I wandered into the State Library of Western Australia a few days ago, and it set my grey cell into thinking about how libraries and librarians function in today’s world.
This is against the backdrop being told “Hush!” in a loud whisper in libraries as a child, and even today the Reading Room at the British Library may still be a “silent zone”.
Libraries in the Information Age
Libraries have always been about information, be it fact or fiction. The Dewey Decimal Classification is a wonderful way of organising the books containing that information. Today we have search engines, and we can access information in less than one second, which is less time than it takes to pull down a book from a shelf and open it. From that, we might conclude that libraries and librarians have no further place in today’s world.
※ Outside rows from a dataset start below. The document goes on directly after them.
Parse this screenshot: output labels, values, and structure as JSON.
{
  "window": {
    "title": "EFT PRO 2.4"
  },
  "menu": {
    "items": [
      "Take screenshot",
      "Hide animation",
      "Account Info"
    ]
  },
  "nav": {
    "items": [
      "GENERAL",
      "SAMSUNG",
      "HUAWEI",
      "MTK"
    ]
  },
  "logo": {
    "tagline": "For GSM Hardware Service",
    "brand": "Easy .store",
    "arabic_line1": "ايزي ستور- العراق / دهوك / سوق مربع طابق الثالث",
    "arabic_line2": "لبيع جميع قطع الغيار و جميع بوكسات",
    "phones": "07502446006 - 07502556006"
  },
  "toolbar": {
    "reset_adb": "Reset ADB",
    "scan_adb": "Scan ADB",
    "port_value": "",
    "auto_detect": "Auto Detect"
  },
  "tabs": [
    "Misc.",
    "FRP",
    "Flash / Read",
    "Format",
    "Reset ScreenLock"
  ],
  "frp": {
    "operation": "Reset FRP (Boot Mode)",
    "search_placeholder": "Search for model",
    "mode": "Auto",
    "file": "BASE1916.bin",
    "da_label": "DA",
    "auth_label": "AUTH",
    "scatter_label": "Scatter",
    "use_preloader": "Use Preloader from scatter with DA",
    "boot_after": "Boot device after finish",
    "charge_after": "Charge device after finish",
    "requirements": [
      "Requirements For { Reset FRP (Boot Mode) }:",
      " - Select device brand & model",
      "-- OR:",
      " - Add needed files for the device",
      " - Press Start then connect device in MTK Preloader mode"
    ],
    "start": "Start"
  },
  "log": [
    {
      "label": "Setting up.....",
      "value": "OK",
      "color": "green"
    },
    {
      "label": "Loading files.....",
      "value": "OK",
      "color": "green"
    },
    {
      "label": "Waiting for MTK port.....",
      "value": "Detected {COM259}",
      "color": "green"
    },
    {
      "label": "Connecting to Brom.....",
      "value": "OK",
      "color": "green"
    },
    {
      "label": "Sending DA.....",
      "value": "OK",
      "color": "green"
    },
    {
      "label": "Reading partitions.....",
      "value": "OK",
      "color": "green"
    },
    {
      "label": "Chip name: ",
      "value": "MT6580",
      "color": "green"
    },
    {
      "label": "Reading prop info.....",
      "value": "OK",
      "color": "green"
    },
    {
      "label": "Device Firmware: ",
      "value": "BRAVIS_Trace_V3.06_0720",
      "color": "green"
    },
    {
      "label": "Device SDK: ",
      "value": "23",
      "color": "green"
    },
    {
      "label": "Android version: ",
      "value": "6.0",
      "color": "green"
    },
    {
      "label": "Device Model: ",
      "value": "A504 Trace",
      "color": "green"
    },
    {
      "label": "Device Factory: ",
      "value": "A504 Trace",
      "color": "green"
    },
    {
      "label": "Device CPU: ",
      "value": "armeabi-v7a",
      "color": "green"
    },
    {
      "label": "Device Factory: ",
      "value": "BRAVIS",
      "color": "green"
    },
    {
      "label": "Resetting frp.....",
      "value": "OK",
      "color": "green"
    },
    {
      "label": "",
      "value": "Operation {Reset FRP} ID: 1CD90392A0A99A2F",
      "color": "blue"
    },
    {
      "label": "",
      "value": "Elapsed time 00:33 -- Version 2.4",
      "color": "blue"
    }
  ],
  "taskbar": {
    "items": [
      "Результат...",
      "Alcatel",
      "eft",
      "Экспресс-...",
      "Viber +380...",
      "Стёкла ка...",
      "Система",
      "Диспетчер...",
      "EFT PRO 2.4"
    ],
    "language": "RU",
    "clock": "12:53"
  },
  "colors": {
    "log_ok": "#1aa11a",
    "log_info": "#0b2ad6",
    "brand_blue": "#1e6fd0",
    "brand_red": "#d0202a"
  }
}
However, I would argue the opposite.
An Historical Perspective
Changes in technology lead to changes in the way that society operates. Examples of the stage coach and 35mm film come to mind: the stage coach companies fought for their lives when the railways arrived, and 35mm film has given way to digital cameras. Yes there are still stage coaches and 35mm film, but these are now specialised markets. But not all changes in technology necessary lead to the abandonment of an earlier technology. Those of us with memories long enough will remember the days when cinemas were all complaining about the arrival of television being their death knell.
For a more balanced view, I would argue when a new technology comes along, society takes advantage of the best of both technologies, and that the older technology can also adapt. The old “flea pit” has evolved into today’s IMAX cinema while we also have video-on-demand via the Internet.
The Library of Today
Libraries have evolved. Even my local library, serving a population of only a few thousand, has computers that visitors can use to access the Internet. I also make book requests via e-mail; this a norm with my local library, even though my child within finds this rather peculiar.
Librarians, as a breed, are still concerned about locating resources for people – it is part of their vocation. I see this every time I walk into a library. They know all the ins and outs of things like inter-library loan – my local library is now used to me asking for titles that are not available even at the State Library.
There is also the questions of the quality of the information that is available. The Internet is a wonderful resource for finding information, but it is not always accurate. Until very recently, it could be difficult to track down peer-reviewed academic papers. While misinformation on the Internet can be merely annoying, it has the potential to be dangerous or even life-threatening if you are looking for answers to medical questions, for example.
In cases like that, ask your librarian for sources of background information, and then use that information to better understand what your doctor tells you.
Are librarians a thing of the past? No. Society still needs them, and we should value them more.